> _What is expected_: What you return should match every entry, character for character.

┌──

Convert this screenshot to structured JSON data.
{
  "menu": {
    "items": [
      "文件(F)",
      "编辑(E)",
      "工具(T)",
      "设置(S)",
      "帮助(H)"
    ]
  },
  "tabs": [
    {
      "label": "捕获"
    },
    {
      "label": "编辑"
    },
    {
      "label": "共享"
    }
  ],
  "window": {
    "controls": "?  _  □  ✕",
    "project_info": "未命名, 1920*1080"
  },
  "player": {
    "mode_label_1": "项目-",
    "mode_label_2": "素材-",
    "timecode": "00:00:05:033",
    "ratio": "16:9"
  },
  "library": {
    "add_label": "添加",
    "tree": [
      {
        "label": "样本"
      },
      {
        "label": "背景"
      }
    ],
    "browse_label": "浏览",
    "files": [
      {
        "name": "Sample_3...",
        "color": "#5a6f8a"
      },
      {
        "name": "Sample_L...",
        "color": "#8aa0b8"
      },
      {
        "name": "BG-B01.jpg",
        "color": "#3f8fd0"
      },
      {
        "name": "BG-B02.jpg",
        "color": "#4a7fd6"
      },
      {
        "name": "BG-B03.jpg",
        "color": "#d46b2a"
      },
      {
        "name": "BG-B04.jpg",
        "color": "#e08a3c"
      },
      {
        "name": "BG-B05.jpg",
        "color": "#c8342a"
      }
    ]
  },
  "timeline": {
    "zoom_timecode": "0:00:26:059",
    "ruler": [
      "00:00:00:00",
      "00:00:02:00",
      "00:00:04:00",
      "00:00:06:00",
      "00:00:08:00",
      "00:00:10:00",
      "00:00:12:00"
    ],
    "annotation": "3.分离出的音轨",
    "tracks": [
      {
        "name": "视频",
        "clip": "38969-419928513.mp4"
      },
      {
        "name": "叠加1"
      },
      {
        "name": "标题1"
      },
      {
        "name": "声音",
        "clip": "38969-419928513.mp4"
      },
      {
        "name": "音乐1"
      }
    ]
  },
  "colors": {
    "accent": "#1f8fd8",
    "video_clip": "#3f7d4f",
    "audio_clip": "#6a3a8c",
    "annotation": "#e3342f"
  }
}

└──

> _Exercise response_:
Convert this screenshot to structured JSON data.
{
  "menu": {
    "items": [
      "文件(F)",
      "编辑(E)",
      "工具(T)",
      "设置(S)",
      "帮助(H)"
    ]
  },
  "tabs": [
    {
      "label": "捕获"
    },
    {
      "label": "编辑"
    },
    {
      "label": "共享"
    }
  ],
  "window": {
    "controls": "?  _  □  ✕",
    "project_info": "未命名, 1920*1080"
  },
  "player": {
    "mode_label_1": "项目-",
    "mode_label_2": "素材-",
    "timecode": "00:00:05:033",
    "ratio": "16:9"
  },
  "library": {
    "add_label": "添加",
    "tree": [
      {
        "label": "样本"
      },
      {
        "label": "背景"
      }
    ],
    "browse_label": "浏览",
    "files": [
      {
        "name": "Sample_3...",
        "color": "#5a6f8a"
      },
      {
        "name": "Sample_L...",
        "color": "#8aa0b8"
      },
      {
        "name": "BG-B01.jpg",
        "color": "#3f8fd0"
      },
      {
        "name": "BG-B02.jpg",
        "color": "#4a7fd6"
      },
      {
        "name": "BG-B03.jpg",
        "color": "#d46b2a"
      },
      {
        "name": "BG-B04.jpg",
        "color": "#e08a3c"
      },
      {
        "name": "BG-B05.jpg",
        "color": "#c8342a"
      }
    ]
  },
  "timeline": {
    "zoom_timecode": "0:00:26:059",
    "ruler": [
      "00:00:00:00",
      "00:00:02:00",
      "00:00:04:00",
      "00:00:06:00",
      "00:00:08:00",
      "00:00:10:00",
      "00:00:12:00"
    ],
    "annotation": "3.分离出的音轨",
    "tracks": [
      {
        "name": "视频",
        "clip": "38969-419928513.mp4"
      },
      {
        "name": "叠加1"
      },
      {
        "name": "标题1"
      },
      {
        "name": "声音",
        "clip": "38969-419928513.mp4"
      },
      {
        "name": "音乐1"
      }
    ]
  },
  "colors": {
    "accent": "#1f8fd8",
    "video_clip": "#3f7d4f",
    "audio_clip": "#6a3a8c",
    "annotation": "#e3342f"
  }
}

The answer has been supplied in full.